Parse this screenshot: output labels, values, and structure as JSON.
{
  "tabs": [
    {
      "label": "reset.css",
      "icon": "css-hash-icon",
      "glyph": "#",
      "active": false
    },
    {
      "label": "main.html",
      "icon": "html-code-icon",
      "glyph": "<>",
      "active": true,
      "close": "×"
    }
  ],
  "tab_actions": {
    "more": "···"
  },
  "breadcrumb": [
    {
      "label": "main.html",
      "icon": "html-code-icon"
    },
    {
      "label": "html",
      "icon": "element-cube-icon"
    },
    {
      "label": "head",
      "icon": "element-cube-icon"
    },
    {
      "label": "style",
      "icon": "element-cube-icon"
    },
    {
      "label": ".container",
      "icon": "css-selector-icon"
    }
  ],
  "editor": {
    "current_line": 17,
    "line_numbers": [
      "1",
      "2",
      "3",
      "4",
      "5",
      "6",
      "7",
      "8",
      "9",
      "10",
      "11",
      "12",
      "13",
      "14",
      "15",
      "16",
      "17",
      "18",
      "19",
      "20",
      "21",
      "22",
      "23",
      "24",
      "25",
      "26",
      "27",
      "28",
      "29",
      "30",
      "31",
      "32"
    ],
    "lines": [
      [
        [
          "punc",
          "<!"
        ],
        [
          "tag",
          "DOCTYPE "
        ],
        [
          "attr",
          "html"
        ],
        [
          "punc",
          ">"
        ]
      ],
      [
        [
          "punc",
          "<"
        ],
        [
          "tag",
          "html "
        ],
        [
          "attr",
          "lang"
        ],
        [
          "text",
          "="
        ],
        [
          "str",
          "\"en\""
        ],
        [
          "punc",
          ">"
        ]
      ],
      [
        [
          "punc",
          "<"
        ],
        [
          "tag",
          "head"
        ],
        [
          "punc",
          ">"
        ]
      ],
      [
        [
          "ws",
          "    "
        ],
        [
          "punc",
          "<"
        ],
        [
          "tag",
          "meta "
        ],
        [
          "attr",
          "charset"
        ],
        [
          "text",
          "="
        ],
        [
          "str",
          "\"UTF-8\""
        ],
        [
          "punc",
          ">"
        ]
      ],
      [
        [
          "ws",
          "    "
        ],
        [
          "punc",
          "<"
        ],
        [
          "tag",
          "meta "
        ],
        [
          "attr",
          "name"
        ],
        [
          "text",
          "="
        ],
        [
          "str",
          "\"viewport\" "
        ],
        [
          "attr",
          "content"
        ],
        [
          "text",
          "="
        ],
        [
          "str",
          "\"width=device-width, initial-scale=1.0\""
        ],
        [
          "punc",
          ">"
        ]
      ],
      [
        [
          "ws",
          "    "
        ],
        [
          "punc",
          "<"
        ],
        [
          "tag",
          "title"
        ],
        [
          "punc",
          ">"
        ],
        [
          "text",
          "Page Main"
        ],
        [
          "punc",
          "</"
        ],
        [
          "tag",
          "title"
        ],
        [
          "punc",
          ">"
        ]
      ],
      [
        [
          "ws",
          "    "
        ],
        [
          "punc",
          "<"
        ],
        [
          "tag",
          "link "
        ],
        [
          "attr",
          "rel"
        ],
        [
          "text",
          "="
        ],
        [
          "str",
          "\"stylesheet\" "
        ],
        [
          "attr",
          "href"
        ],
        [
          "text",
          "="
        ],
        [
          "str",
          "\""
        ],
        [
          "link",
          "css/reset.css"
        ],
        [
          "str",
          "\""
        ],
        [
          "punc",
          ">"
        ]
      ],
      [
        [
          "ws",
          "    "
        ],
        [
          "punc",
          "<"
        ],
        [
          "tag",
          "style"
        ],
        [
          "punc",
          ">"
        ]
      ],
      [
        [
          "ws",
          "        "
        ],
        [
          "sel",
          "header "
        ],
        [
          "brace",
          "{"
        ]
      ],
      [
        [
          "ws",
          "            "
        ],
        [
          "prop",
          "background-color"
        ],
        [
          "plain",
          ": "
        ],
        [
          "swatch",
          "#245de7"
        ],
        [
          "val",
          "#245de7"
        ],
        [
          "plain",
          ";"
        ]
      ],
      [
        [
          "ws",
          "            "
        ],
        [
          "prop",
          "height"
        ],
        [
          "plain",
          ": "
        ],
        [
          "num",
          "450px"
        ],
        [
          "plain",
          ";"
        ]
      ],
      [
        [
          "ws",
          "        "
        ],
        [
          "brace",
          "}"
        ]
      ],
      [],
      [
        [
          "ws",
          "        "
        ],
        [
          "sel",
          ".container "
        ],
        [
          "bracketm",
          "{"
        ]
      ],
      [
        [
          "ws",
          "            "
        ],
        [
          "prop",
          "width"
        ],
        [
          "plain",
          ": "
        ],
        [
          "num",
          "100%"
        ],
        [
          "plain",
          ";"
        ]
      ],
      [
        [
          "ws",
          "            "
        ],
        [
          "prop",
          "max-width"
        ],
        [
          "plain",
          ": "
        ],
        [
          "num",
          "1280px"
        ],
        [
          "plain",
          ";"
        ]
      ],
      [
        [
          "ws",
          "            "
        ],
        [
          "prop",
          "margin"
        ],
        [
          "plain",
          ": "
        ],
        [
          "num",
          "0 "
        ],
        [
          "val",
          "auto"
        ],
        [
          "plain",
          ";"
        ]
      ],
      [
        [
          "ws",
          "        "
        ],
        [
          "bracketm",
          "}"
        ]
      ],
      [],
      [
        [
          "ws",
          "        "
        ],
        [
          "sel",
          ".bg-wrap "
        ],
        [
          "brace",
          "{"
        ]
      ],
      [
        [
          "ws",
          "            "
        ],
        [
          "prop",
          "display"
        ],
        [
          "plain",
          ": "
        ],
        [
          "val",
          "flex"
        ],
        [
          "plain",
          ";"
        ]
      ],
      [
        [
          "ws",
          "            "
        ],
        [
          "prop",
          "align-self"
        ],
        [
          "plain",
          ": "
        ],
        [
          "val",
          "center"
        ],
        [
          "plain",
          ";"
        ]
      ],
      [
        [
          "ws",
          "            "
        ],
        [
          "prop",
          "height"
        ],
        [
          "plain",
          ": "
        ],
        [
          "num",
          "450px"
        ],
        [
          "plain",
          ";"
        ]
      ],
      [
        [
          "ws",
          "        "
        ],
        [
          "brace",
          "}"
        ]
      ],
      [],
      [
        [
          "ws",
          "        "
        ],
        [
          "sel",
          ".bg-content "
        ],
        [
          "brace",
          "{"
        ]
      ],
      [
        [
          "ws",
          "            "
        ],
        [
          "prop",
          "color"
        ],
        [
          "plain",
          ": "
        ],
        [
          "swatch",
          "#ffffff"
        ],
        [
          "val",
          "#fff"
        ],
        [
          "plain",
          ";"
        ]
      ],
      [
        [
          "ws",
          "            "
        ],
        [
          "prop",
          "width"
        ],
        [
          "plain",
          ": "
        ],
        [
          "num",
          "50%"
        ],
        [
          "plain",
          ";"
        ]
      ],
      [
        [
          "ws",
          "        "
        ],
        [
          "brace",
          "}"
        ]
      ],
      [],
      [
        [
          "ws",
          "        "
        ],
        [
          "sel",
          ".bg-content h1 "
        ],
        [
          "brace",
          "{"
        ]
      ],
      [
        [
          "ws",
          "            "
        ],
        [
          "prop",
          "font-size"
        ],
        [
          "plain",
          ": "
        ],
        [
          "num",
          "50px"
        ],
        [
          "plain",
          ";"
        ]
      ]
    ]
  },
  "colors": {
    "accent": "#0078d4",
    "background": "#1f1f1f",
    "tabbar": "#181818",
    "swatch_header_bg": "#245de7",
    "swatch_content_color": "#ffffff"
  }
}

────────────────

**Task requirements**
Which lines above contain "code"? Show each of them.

**Solution to this problem**
      "icon": "html-code-icon",
      "icon": "html-code-icon"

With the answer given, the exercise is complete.